While the security of supply has been the dominant theme in energy markets over the past year, the energy transition remains a key focus for Trafigura.

Policies such as the Inflation Reduction Act and an ambitious plan to ‘repower’ the EU with a focus on renewable energy and clean fuels such as green hydrogen, show the determination of policymakers to hit the goals of the Paris Agreement on climate change.

To that end, we are looking to help car companies and battery manufacturers to develop their supply chains to support a ramp up in electric vehicle production and adapt to the changing geopolitical environment. During the year, we announced deals to help support the development of lithium and cobalt refineries in the UK and the US respectively.

On carbon emissions, we joined forces with US data company Palantir to build and launch the Agora platform, a GHG emissions tracking and reporting tool. This will initially focus on metals and minerals but will be rolled out to other commodities, helping companies understand, manage and share their supply chain emissions. Alongside this initiative, we continued to invest in building our capabilities and investments in carbon markets, to provide customers with a range of solutions to offset emissions. We are proud of our involvement in Delta Blue Carbon, the largest mangrove restoration project in the world where we are the anchor buyer of its carbon credits.

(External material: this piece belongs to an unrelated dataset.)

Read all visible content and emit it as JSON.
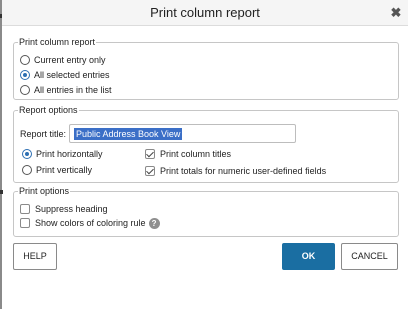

Nala Renewables, a 50:50 joint venture between Trafigura and fund management group IFM Investors pressed ahead with investments in solar power, onshore wind and battery storage to progress towards its 4GW renewable energy target. We have also made a string of early stage investments in companies involved in new energy technologies and continue to see hydrogen-derived fuels as one of the key commodities of the future.

Looking ahead, we were delighted to be part of a consortium awarded the concession to refurbish and operate a near 1,300 km railway running from the Lobito port on the Atlantic coast of Angola to the border with the Democratic Republic of Congo. The Lobito Atlantic railway line will offer a western route to market for crucial energy transition metals that is safer and less congested or prone to delay than existing eastern and southern routes. Shifting freight from truck to rail will also significantly reduce greenhouse gas emissions. The project is expected to require a total investment of USD450 million over a 30-year concession agreement, including a USD170 million investment in new rolling stock.

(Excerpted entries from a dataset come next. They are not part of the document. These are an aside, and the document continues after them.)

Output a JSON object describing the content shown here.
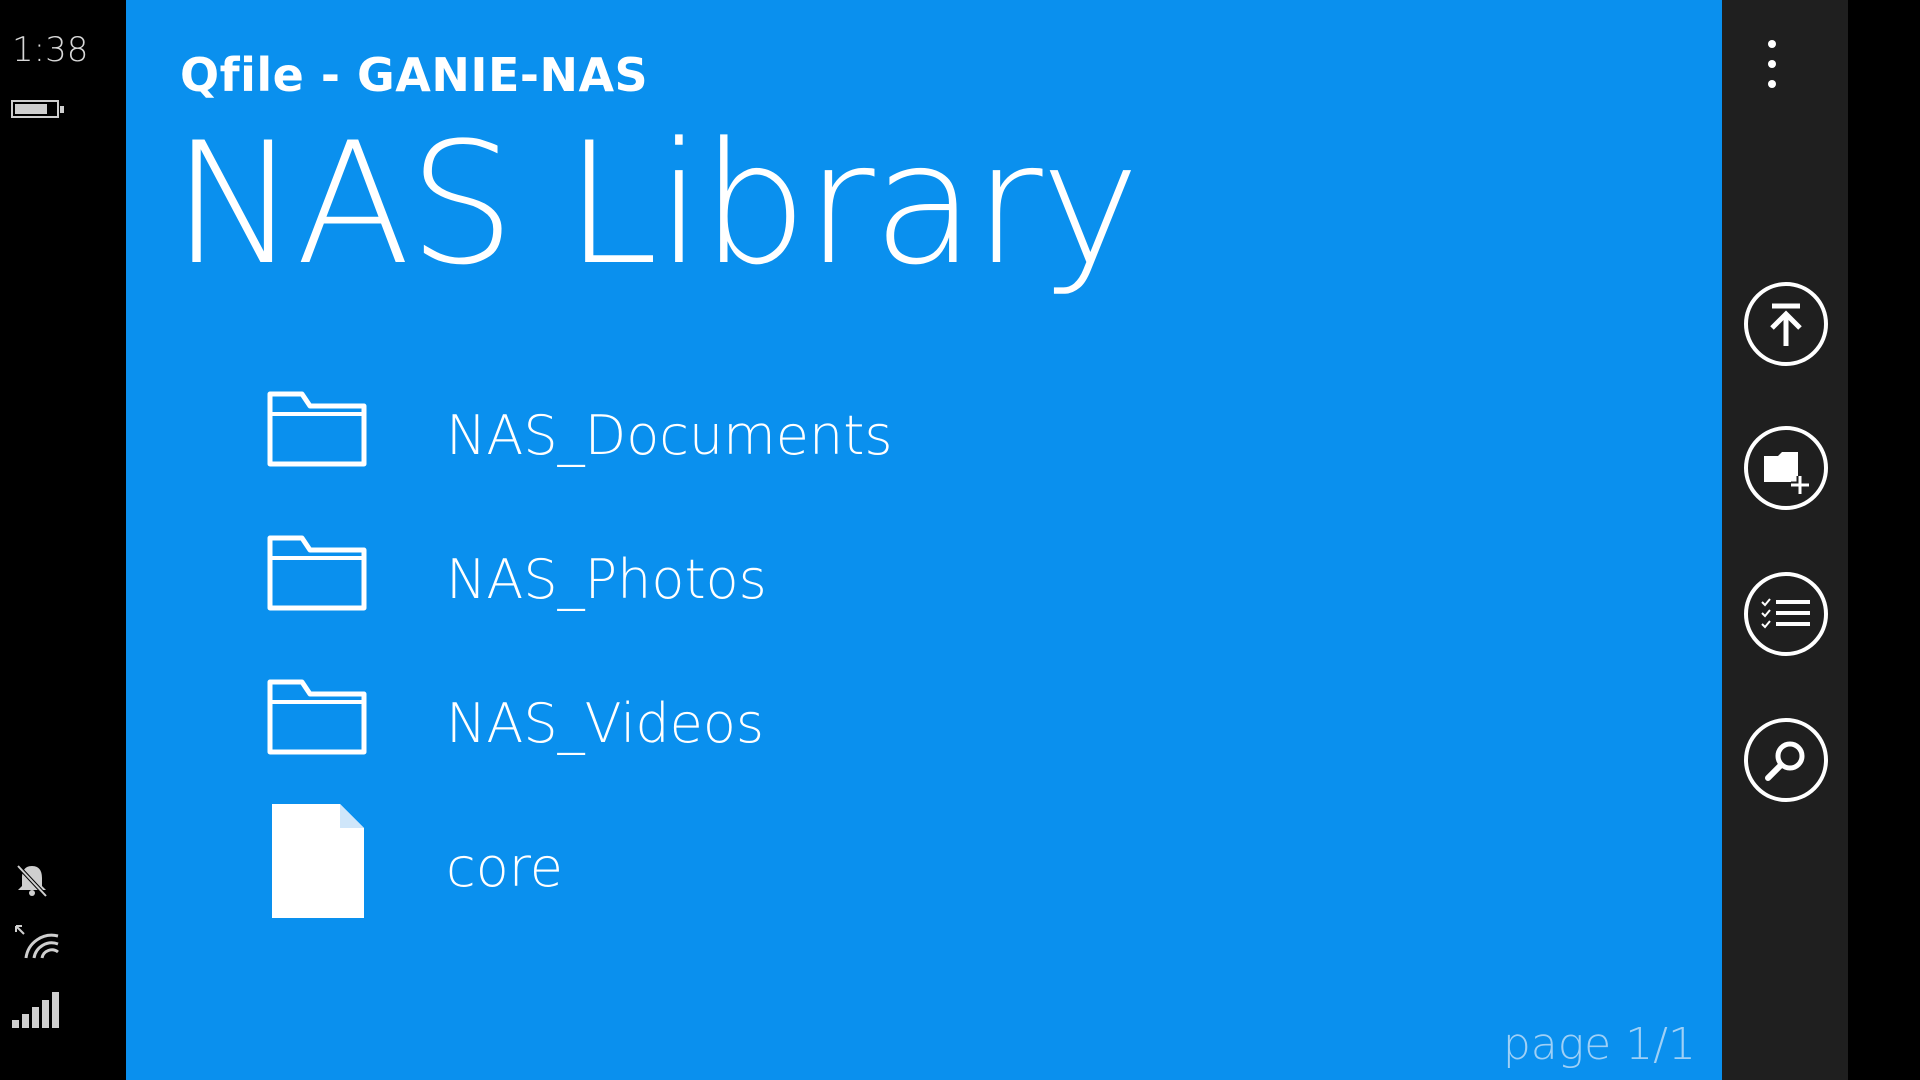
{
  "status": {
    "time": "1:38",
    "battery_level": 0.8
  },
  "header": {
    "app_title": "Qfile - GANIE-NAS",
    "page_title": "NAS Library"
  },
  "files": [
    {
      "name": "NAS_Documents",
      "type": "folder"
    },
    {
      "name": "NAS_Photos",
      "type": "folder"
    },
    {
      "name": "NAS_Videos",
      "type": "folder"
    },
    {
      "name": "core",
      "type": "file"
    }
  ],
  "pager": "page 1/1",
  "appbar": {
    "buttons": [
      "upload-icon",
      "new-folder-icon",
      "select-list-icon",
      "search-icon"
    ]
  },
  "colors": {
    "accent": "#0a90ee",
    "appbar": "#1f1f1f"
  }
}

We are also working towards a final investment decision on a project to build a one gigawatt renewable hydrogen production plant in Denmark, to provide zero-carbon fuel for trucks and other heavy transport vehicles.

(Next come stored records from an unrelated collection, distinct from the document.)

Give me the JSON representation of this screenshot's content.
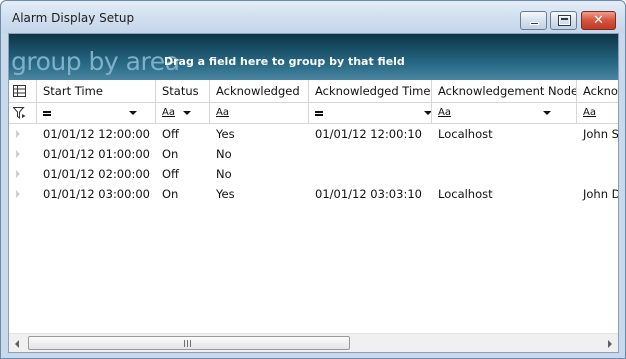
{
  "window": {
    "title": "Alarm Display Setup",
    "controls": {
      "minimize_icon": "minimize-icon",
      "maximize_icon": "maximize-icon",
      "close_icon": "close-icon",
      "close_glyph": "✕"
    }
  },
  "groupbar": {
    "title": "group by area",
    "hint": "Drag a field here to group by that field",
    "colors": {
      "top": "#0f3446",
      "bottom": "#4a86a1",
      "title": "#7fb0c8"
    }
  },
  "grid": {
    "corner_icon": "column-chooser-icon",
    "filter_icon": "filter-icon",
    "columns": [
      {
        "key": "start_time",
        "label": "Start Time",
        "filter_op": "=",
        "filter_type": "equals"
      },
      {
        "key": "status",
        "label": "Status",
        "filter_op": "Aa",
        "filter_type": "text"
      },
      {
        "key": "acknowledged",
        "label": "Acknowledged",
        "filter_op": "Aa",
        "filter_type": "text"
      },
      {
        "key": "ack_time",
        "label": "Acknowledged Time",
        "filter_op": "=",
        "filter_type": "equals"
      },
      {
        "key": "ack_node",
        "label": "Acknowledgement Node",
        "filter_op": "Aa",
        "filter_type": "text"
      },
      {
        "key": "ack_user",
        "label": "Acknow",
        "filter_op": "Aa",
        "filter_type": "text"
      }
    ],
    "rows": [
      {
        "start_time": "01/01/12 12:00:00",
        "status": "Off",
        "acknowledged": "Yes",
        "ack_time": "01/01/12 12:00:10",
        "ack_node": "Localhost",
        "ack_user": "John Sm"
      },
      {
        "start_time": "01/01/12 01:00:00",
        "status": "On",
        "acknowledged": "No",
        "ack_time": "",
        "ack_node": "",
        "ack_user": ""
      },
      {
        "start_time": "01/01/12 02:00:00",
        "status": "Off",
        "acknowledged": "No",
        "ack_time": "",
        "ack_node": "",
        "ack_user": ""
      },
      {
        "start_time": "01/01/12 03:00:00",
        "status": "On",
        "acknowledged": "Yes",
        "ack_time": "01/01/12 03:03:10",
        "ack_node": "Localhost",
        "ack_user": "John Do"
      }
    ]
  },
  "scrollbar": {
    "left_icon": "scroll-left-icon",
    "right_icon": "scroll-right-icon",
    "grip_icon": "thumb-grip-icon"
  }
}
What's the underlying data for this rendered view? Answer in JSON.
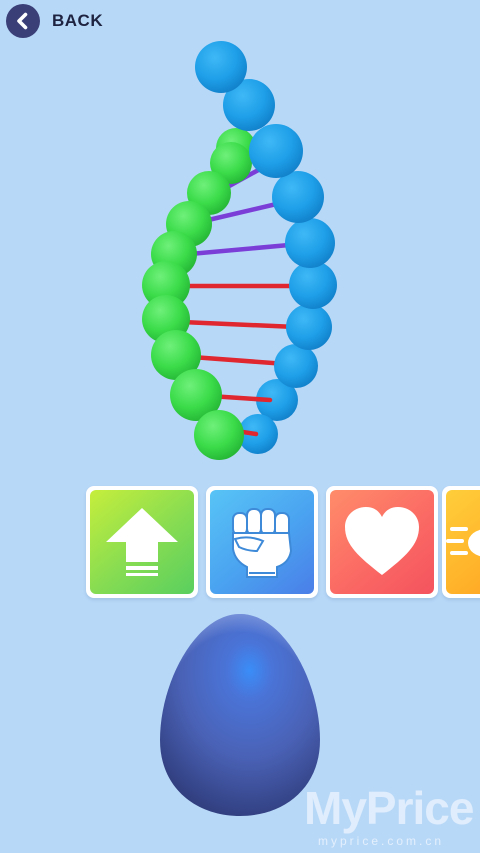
{
  "header": {
    "back_label": "BACK"
  },
  "dna": {
    "left_strand_color": "#3bdc4a",
    "right_strand_color": "#1e9fe8",
    "rung_colors": [
      "#7b3fd8",
      "#e0262e"
    ]
  },
  "abilities": [
    {
      "name": "upgrade",
      "icon": "up-arrow-icon",
      "color": "#86dc52"
    },
    {
      "name": "strength",
      "icon": "fist-icon",
      "color": "#4aa2f0"
    },
    {
      "name": "health",
      "icon": "heart-icon",
      "color": "#fb6a64"
    },
    {
      "name": "speed",
      "icon": "speed-icon",
      "color": "#ffb029"
    }
  ],
  "egg": {
    "color": "#4a62b6"
  },
  "watermark": {
    "title": "MyPrice",
    "subtitle": "myprice.com.cn"
  }
}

From a personal perspective, I visited many of our operations over the past year, from Montevideo to Singapore and saw first-hand the hard work and dedication of our employees. It was especially exciting to see so many younger people developing their skills and progressing through the organisation, including through our graduate and apprenticeship programmes.

I would also like to thank our customers and suppliers for their ongoing support and our financial stakeholders for enabling our continued growth.

Whilst the new financial year has started well, we need to remain focused and vigilant in a period that is likely to be at least as challenging as 2022, with further market turbulence as the war in Ukraine continues and central banks lift interest rates to try and quell inflation. Trafigura is well positioned to continue to manage the challenges and supply the vital resources our customers need in the year ahead.

Jeremy Weir

Executive Chairman and Chief Executive Officer